This distinction is increasingly important in a city long plagued by gun violence and a corrupt police department. A city that, in 2016, faced its deadliest year in two decades, with more homicides than New York and Los Angeles combined and over 3,000 victims of shootings this year alone. A city that, in September of the year, moved to fire the 5 officers most closely involved in the Laquan McDonald shooting and subsequent coverup, a coverup fueled by the reelection campaigns of city officials. A city whose long history of corruption, in both politics and law enforcement, have become so tightly intertwined that many believe that the justice system is rigged, only supporting those with money, privilege and connections, and turning a blind eye to the racial injustices that oppress communities everyday.
Eva acknowledges this, saying “People say that the system is broken. The system isn’t broken, the system is doing what it’s supposed to do. Police brutality is an effect of systemic oppression. We just want abolition, we want freedom, and policy change isn’t effective because you can imagine the system like a broken car, where if you fix the engine, or if you fix a piece of it, you’re not fixing the car.”
It is this harsh truth that makes the sheer success of her protests so powerful. Her first protest drew over 1,000 young people of all ages, ethnicities, and socioeconomic backgrounds, halting traffic and shutting down streets in downtown Chicago for several hours. The event made local and national news and trended nationally on Twitter, prompting the four activists to start the organization BLM Youth (@blmchiyouth on Twitter) to create a larger platform for future organizing and youth activism.
“Youth activism is important because we have to live with the repercussions of the things that are going on and it’s important for us to express how we want our lives to look like,” said Lewis. ‘And that’s why youth are so passionate about things, because our generation went through such a culture shock. We’re the first generation ever to grow up where the systemic oppression is history. What did Malcolm X fight for, what did Martin Luther King fight for, what did Assata, Rosa, all these people, fight for, if not our freedom, and we don’t still have it. That’s why it’s important that we do it.”
So what are her future goals as an activist? Eva wants to continue working on the non-profit she launched, entitled The I Project (www.itstheiproject.com), an initiative promoting intersectionality, and a collaboration that joins many artists through photography, poetry, and writing. Additionally, she will be traveling to New York in October to attend International Day of The Girl, an event she has been invited to speak at by the United Nations, in front of international leaders.
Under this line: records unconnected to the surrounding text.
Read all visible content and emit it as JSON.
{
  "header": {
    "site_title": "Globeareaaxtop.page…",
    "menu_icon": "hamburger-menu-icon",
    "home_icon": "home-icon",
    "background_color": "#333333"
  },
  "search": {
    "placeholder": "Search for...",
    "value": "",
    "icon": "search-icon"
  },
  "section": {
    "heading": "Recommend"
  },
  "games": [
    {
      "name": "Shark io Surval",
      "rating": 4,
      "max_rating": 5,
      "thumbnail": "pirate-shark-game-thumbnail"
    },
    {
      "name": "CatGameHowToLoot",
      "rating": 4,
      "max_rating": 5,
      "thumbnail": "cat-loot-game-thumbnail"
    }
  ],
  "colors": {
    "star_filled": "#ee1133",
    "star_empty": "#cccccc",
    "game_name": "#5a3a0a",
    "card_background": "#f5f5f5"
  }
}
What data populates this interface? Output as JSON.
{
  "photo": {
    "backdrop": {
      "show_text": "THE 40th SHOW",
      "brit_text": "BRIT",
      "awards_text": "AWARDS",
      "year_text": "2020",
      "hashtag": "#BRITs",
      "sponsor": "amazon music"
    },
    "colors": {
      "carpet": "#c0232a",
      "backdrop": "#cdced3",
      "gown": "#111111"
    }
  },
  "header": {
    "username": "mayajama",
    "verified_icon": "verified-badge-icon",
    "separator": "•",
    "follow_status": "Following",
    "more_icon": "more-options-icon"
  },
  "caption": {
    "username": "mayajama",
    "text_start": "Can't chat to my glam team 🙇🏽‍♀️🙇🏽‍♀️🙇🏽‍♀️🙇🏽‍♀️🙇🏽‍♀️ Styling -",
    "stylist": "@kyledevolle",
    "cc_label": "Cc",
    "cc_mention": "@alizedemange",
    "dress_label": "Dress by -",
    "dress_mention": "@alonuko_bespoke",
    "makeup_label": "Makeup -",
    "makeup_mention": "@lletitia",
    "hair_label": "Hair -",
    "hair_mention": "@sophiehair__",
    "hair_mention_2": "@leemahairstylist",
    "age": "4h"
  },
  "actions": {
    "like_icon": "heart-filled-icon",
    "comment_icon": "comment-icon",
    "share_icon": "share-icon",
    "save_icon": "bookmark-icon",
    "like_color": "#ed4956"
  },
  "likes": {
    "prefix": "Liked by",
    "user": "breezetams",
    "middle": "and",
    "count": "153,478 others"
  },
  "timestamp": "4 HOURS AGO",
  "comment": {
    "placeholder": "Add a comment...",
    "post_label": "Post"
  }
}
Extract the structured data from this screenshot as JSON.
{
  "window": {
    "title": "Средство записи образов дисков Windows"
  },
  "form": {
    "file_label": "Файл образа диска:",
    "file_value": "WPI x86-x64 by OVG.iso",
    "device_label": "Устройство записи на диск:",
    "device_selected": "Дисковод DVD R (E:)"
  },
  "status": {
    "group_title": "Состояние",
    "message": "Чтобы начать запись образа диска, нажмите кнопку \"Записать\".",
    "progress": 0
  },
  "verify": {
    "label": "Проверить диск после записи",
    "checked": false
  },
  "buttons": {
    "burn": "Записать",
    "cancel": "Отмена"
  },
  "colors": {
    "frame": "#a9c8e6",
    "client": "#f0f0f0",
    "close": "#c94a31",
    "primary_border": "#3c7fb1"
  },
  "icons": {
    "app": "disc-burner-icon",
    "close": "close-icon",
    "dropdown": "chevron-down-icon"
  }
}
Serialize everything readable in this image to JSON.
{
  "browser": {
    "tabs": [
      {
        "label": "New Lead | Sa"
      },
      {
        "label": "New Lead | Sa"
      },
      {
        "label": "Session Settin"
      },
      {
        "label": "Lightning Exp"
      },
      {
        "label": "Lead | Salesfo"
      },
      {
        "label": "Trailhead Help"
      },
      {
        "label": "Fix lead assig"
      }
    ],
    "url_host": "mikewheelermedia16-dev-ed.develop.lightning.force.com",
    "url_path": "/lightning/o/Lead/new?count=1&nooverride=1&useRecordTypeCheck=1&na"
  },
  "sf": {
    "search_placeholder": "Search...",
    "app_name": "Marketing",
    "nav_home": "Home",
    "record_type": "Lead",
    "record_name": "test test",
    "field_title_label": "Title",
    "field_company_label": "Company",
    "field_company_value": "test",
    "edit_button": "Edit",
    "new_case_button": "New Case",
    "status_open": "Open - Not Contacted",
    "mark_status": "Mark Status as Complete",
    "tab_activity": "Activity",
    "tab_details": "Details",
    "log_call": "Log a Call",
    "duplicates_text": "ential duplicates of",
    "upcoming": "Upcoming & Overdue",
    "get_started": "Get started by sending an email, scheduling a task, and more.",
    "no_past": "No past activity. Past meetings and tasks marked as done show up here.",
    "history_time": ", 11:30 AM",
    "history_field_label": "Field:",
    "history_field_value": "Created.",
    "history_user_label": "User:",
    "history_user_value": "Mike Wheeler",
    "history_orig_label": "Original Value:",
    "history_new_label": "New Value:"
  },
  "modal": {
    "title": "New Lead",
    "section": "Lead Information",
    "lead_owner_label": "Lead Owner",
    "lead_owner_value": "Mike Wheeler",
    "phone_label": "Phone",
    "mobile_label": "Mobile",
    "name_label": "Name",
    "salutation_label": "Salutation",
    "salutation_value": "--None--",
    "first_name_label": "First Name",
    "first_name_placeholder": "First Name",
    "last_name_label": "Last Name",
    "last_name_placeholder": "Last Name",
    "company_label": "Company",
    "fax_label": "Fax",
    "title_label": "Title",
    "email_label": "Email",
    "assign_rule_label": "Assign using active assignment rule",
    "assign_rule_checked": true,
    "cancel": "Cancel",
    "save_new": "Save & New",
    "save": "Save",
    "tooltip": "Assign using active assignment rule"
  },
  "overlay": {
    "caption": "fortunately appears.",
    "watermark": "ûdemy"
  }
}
When reflecting on the success of her protests, Eva adds, “We were attempting to rewrite the narratives in the city, because people demonize us and say that we are violent, and that we don’t care about anything, especially youth of color, and we were like, no, we can come together and do this peacefully and so our goal was no arrests, and to show the media that these things are possible, and also that black girls can do this. This is for black girls. I think that’s probably why it took off in the way it did.”